-- Assignment --
Show all lines of the listing that contain the word "Library".

-- Recorded data --

########

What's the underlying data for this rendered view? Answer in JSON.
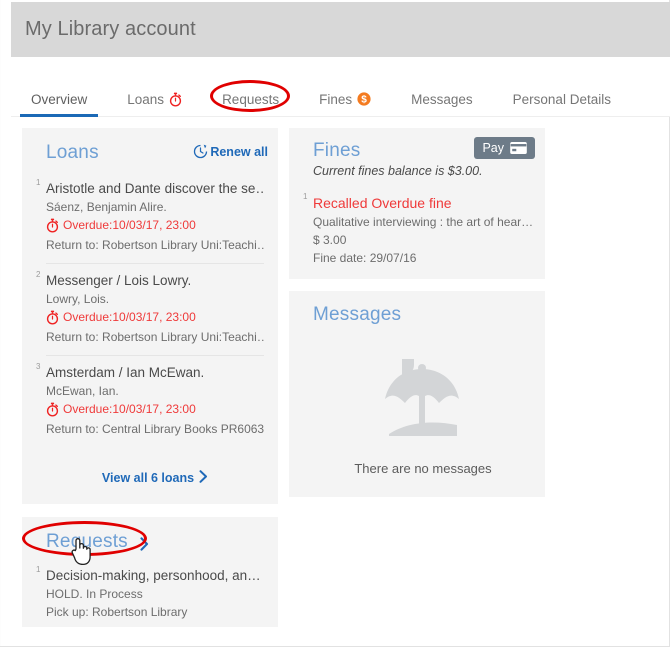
{
  "header": {
    "title": "My Library account"
  },
  "tabs": [
    {
      "label": "Overview",
      "icon": "",
      "active": true
    },
    {
      "label": "Loans",
      "icon": "stopwatch-icon",
      "active": false
    },
    {
      "label": "Requests",
      "icon": "",
      "active": false,
      "highlighted": true
    },
    {
      "label": "Fines",
      "icon": "dollar-badge-icon",
      "active": false
    },
    {
      "label": "Messages",
      "icon": "",
      "active": false
    },
    {
      "label": "Personal Details",
      "icon": "",
      "active": false
    }
  ],
  "loans_card": {
    "title": "Loans",
    "renew_all_label": "Renew all",
    "renew_all_icon": "renew-clock-icon",
    "items": [
      {
        "num": "1",
        "title": "Aristotle and Dante discover the se…",
        "author": "Sáenz, Benjamin Alire.",
        "overdue": "Overdue:10/03/17, 23:00",
        "return_to": "Return to: Robertson Library Uni:Teachi…"
      },
      {
        "num": "2",
        "title": "Messenger / Lois Lowry.",
        "author": "Lowry, Lois.",
        "overdue": "Overdue:10/03/17, 23:00",
        "return_to": "Return to: Robertson Library Uni:Teachi…"
      },
      {
        "num": "3",
        "title": "Amsterdam / Ian McEwan.",
        "author": "McEwan, Ian.",
        "overdue": "Overdue:10/03/17, 23:00",
        "return_to": "Return to: Central Library Books PR6063…"
      }
    ],
    "view_all_label": "View all 6 loans"
  },
  "fines_card": {
    "title": "Fines",
    "pay_label": "Pay",
    "pay_icon": "credit-card-icon",
    "balance": "Current fines balance is $3.00.",
    "items": [
      {
        "num": "1",
        "type": "Recalled Overdue fine",
        "title": "Qualitative interviewing : the art of hear…",
        "amount": "$ 3.00",
        "date": "Fine date: 29/07/16"
      }
    ]
  },
  "messages_card": {
    "title": "Messages",
    "empty_icon": "beach-umbrella-icon",
    "empty_text": "There are no messages"
  },
  "requests_card": {
    "title": "Requests",
    "chevron_icon": "chevron-right-icon",
    "items": [
      {
        "num": "1",
        "title": "Decision-making, personhood, an…",
        "status": "HOLD. In Process",
        "pickup": "Pick up: Robertson Library"
      }
    ]
  },
  "colors": {
    "header_bg": "#d8d8d8",
    "card_bg": "#f4f4f4",
    "accent_blue": "#1f69b8",
    "title_blue": "#6e9fd4",
    "overdue_red": "#ef3a3a",
    "annotation_red": "#e00000",
    "pay_btn": "#6d7b88",
    "fines_badge_orange": "#f47b20"
  }
}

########

-- Response --
    "title": "My Library account"
        "return_to": "Return to: Robertson Library Uni:Teachi…"
        "return_to": "Return to: Robertson Library Uni:Teachi…"
        "return_to": "Return to: Central Library Books PR6063…"
        "pickup": "Pick up: Robertson Library"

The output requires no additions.